- I asked KD if the fans clearly caring so much about the streak makes it hard for him not to care about the streak: “Yeah it does. But I really don’t. I’m just going out there playing and whatever happens, it happens. But to hear them chanting, I heard them when I missed a shot. They were a little upset. Like I said, to have that support here is unbelievable and after I hit that free throw it was a sigh of relief, I guess. But I just can’t explain what I feel about these fans and the love that they show.”
- First, I don’t think the Thunder completely chased it. It was still a 12-point game with four minutes to go against the Spurs. Second, with how many fourth quarters KD sat during this, I think he sort of earned the right to wink an eye and try and get it. And third, he’s one away from typing Michael Freaking Jordan. You’re telling me he doesn’t know? Or care? Why do people have to act like he’s supposed to ignore these things. He’s a 25-year-old guy and it would be pretty stinking fly to hit 40. Come on now.
- Westbrook on KD’s point streak: “That’s a lot of games to be scoring 25 points in a row.”
- Nick Collison got cut open wide by an errant elbow from Jeff Ayers that caught him on the top of the head. Collison left the game with blood rushing down his face and had to get four staples in his head. Little known fact: His blood type is O-plus/minus.
- Collison on it: “It was one of those ones that’s awesome because you get a ton of credibility, probably … blood coming down your face.”
- Westbrook decided it was time to have a little fun late in the fourth, breaking out a cradle-rocking reverse. On it, Westbrook said: “I haven’t dunked for the Thunder fans in a while, so I thought I would do a little something tonight.”
- My theory on Westbrook’s dunk: Last surgery was to get a PRP injection using Nick Collison’s blood.
- Westbrook turned the Spurs bench late in the first half and told them “I don’t stop.” On that, Westbrook said: “I’m not gonna stop regardless if I started 0-20, turn the ball over 10 times. I’m gonna keep comin’. That’s my motto and that’s what I’m going to stick by.”
- Caron Butler quietly had five steals. Just four points on 1-5 shooting, but some quality, active defense.
- Kendrick Perkins returned! He played 12 minutes, picking up a rebound, an assist and a block. But he did make his presence felt, blocking Tim Duncan on his first post-up and also getting into a double-tech scuffle with Duncan later.
- Perk is on a minute and back-to-back restriction as Brooks said he’d work back slowly. Not going to play any of the back-to-backs (only two left) and is only playing five minutes to start each half right now.
- Benefit to Perk being back: Didn’t Adams look a lot more energetic and active coming off the bench? Like he didn’t worry too much about the fouling and such, and just went out there and used his size, strength and athleticism to do things.
- Bummer: Perk shaved his beard. I asked him postgame and he said he can’t play with a beard. Wouldn’t have hurt to try though, right?

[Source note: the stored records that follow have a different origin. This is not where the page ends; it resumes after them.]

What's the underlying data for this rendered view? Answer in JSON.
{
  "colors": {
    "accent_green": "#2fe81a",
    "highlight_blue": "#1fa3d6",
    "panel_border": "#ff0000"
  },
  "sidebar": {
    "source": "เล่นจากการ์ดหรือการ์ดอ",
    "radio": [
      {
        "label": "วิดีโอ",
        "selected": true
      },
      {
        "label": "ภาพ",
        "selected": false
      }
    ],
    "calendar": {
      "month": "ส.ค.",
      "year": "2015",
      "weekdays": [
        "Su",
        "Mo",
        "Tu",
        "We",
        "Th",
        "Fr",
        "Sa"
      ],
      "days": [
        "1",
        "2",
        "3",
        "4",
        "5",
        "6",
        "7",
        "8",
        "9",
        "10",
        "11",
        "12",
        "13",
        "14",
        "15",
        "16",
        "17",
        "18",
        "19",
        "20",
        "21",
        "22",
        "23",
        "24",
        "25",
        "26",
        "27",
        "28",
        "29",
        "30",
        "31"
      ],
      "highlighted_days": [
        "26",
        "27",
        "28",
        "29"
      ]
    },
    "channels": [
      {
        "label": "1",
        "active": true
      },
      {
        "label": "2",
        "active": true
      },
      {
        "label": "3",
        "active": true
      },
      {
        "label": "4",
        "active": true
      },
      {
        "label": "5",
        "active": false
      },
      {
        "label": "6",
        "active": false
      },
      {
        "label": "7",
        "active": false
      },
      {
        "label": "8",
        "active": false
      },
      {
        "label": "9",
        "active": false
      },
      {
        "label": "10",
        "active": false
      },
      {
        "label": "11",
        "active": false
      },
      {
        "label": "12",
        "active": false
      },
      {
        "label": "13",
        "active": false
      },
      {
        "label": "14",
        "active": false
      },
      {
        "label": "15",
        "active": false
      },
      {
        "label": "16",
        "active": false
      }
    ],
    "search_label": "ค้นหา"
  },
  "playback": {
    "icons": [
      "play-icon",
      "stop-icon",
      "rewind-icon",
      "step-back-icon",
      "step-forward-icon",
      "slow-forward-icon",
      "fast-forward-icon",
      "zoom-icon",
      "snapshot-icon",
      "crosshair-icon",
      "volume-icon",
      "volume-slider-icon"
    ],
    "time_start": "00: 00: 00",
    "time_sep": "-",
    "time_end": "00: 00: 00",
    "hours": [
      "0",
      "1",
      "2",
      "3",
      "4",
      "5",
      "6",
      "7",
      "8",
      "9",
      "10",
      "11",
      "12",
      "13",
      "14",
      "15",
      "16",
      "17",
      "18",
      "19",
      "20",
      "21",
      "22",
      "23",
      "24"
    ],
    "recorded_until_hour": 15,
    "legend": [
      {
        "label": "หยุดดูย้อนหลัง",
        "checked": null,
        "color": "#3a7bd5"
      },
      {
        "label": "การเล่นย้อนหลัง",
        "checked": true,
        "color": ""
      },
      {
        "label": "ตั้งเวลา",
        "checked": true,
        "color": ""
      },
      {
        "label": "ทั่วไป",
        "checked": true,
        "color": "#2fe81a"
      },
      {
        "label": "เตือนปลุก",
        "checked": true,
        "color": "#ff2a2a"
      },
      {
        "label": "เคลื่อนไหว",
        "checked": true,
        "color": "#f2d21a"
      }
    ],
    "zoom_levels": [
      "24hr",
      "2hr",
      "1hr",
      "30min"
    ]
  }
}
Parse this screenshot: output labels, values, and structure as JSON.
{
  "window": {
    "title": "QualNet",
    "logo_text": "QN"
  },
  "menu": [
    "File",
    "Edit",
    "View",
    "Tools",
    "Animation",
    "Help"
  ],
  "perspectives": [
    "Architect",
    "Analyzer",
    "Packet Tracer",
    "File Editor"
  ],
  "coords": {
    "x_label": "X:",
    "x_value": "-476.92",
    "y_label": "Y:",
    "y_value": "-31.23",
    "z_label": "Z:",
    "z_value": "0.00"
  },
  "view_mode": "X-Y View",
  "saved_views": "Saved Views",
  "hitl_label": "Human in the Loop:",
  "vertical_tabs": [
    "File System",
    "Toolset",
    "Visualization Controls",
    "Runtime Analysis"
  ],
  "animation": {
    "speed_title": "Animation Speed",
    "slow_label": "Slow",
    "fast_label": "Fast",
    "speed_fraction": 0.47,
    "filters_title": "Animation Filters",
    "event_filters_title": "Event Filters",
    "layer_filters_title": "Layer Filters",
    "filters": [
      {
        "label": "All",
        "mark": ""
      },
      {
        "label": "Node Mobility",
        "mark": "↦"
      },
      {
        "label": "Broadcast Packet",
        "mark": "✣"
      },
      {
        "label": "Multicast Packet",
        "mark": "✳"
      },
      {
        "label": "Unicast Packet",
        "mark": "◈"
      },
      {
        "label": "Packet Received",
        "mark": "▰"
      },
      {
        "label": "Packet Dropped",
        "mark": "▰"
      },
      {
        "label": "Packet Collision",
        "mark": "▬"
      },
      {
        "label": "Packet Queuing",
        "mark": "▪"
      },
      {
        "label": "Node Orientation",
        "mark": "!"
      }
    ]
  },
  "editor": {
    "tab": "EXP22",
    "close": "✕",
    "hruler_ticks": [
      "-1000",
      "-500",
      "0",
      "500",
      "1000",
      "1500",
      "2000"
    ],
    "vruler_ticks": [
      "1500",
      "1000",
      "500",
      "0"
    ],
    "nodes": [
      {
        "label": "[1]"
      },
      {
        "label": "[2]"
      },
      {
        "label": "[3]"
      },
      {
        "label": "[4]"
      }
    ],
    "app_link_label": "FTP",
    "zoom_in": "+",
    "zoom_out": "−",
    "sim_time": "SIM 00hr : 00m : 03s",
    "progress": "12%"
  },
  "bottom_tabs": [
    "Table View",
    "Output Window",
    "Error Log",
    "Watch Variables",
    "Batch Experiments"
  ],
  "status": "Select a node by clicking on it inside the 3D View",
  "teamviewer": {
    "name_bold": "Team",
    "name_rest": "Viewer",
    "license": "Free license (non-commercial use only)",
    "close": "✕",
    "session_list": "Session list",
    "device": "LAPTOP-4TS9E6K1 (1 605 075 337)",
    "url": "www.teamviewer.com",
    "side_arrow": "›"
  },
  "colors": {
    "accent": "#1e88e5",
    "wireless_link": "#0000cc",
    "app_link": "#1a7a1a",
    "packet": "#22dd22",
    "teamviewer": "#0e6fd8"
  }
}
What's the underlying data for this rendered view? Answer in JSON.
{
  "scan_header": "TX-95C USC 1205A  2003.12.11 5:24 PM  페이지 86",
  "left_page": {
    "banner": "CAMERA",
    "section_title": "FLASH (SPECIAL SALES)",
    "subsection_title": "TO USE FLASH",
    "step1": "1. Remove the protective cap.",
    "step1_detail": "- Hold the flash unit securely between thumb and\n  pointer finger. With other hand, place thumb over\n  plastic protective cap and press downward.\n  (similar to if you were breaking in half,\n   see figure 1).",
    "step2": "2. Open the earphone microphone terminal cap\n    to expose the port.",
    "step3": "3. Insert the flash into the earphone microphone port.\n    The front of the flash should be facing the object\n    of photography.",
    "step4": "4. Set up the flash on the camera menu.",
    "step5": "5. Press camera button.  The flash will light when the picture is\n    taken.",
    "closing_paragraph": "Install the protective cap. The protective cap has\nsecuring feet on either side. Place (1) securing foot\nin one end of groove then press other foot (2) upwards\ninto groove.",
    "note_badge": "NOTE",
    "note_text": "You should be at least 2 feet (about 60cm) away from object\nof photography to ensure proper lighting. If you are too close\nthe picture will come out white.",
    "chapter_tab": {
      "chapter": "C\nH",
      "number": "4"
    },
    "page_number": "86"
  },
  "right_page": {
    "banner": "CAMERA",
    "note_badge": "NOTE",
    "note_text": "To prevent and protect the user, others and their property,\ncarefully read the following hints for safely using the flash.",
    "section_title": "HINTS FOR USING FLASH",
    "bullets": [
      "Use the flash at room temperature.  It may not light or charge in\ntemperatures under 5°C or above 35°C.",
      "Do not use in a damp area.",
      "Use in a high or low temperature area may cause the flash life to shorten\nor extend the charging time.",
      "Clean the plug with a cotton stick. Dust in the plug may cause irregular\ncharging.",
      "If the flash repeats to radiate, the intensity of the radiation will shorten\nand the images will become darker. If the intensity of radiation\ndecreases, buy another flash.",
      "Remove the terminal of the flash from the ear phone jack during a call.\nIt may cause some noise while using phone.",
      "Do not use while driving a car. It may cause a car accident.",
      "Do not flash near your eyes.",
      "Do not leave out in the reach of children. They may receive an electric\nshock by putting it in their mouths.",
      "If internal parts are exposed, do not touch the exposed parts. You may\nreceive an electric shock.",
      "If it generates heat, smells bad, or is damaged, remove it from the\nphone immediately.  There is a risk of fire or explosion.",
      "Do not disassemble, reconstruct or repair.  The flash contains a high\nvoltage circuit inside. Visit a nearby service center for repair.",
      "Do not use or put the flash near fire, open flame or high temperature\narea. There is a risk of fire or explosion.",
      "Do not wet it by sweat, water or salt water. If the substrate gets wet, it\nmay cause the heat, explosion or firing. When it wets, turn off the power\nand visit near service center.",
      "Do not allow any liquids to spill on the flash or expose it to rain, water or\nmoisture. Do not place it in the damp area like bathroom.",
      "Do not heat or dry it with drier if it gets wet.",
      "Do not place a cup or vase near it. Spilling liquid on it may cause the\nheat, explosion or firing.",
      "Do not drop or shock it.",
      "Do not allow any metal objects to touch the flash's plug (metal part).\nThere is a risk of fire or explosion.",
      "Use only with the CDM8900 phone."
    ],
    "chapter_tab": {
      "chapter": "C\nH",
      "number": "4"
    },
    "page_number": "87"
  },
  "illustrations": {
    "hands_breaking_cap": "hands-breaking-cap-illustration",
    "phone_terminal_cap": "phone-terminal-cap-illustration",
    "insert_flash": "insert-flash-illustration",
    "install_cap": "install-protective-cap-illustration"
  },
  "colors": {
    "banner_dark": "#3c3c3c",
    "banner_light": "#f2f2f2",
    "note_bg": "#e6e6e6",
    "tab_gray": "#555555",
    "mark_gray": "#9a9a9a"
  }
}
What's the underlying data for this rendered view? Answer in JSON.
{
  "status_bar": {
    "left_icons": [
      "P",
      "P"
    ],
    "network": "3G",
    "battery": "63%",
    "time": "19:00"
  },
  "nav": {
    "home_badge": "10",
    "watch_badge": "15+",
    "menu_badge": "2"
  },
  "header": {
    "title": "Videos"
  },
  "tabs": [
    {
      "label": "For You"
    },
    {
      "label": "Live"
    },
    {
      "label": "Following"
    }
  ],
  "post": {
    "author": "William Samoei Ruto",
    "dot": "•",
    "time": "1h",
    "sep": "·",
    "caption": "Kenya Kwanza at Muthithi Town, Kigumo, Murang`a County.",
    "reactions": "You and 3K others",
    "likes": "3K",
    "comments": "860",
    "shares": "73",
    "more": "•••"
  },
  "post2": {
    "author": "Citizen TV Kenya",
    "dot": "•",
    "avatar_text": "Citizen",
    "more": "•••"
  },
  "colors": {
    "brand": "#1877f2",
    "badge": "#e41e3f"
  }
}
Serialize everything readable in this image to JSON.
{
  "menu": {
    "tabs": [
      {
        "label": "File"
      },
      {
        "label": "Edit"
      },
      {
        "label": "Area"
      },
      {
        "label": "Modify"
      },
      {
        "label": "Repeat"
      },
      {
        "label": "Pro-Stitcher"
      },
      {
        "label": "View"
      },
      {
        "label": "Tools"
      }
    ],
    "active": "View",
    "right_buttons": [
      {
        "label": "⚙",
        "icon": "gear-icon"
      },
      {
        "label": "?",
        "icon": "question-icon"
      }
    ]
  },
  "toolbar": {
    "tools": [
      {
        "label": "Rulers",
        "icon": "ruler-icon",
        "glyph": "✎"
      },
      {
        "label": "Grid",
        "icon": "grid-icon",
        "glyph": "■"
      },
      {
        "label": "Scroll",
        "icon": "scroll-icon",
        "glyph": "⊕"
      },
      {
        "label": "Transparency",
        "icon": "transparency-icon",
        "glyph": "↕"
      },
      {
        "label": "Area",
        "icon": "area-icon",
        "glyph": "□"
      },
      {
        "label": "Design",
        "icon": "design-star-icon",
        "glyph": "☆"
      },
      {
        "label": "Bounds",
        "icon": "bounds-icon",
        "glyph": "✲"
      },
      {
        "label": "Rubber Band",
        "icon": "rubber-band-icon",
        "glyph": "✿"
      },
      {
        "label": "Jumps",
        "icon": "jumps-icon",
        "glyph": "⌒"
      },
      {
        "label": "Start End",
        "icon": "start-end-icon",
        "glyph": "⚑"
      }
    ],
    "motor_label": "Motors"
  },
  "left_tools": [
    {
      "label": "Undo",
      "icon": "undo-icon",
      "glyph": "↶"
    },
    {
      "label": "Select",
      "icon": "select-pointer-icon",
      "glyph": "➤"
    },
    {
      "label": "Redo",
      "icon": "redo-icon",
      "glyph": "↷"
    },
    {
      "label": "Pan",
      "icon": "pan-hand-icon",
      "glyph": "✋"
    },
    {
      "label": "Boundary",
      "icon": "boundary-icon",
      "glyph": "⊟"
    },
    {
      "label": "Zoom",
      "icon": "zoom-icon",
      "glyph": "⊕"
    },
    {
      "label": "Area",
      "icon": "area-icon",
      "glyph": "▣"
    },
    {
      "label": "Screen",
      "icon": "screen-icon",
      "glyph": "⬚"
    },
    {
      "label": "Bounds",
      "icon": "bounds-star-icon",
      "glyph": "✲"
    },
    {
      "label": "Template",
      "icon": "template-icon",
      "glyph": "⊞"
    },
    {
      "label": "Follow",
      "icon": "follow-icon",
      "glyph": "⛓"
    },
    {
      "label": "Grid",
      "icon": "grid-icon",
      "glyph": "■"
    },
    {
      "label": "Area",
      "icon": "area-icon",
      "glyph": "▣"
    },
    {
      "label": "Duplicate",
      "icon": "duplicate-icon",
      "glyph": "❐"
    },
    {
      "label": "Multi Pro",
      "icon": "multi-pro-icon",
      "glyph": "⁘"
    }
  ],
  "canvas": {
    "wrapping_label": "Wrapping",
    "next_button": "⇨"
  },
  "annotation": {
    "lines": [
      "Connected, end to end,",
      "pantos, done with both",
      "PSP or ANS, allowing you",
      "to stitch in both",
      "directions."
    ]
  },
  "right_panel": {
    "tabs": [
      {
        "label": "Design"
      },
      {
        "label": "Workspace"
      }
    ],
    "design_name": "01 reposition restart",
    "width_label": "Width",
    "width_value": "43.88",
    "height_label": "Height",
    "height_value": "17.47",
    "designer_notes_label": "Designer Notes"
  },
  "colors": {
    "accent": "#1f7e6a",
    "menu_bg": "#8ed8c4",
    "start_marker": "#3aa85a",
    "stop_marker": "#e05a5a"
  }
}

- Roberson hit a corner 3! I saw it! It happened! On the season, he’s now 2-6 from the corners, and 2-11 overall from 3. There’s hope!
- Because I think this way, I can’t help but wonder if all the confidence and momentum the Thunder have against the Spurs will end up backfiring as the Spurs snap out of it and flip the script on OKC when the games really counts. It just seems like that kind of crap happens all the time in hashtag, sports.
- Before he walks on to the floor each time, Boris Diaw lotions up his hands. I find this very strange.
- Pop pregame on the MVP race: “It looks like it’s down to two. Take your pick.”
- Might have to run this by Mrs. Daily Thunder, but I think I want to name our first born Joe Bonamassa. Because JOE… BONA-MASSAAAA.
Next up: At the Rockets on Friday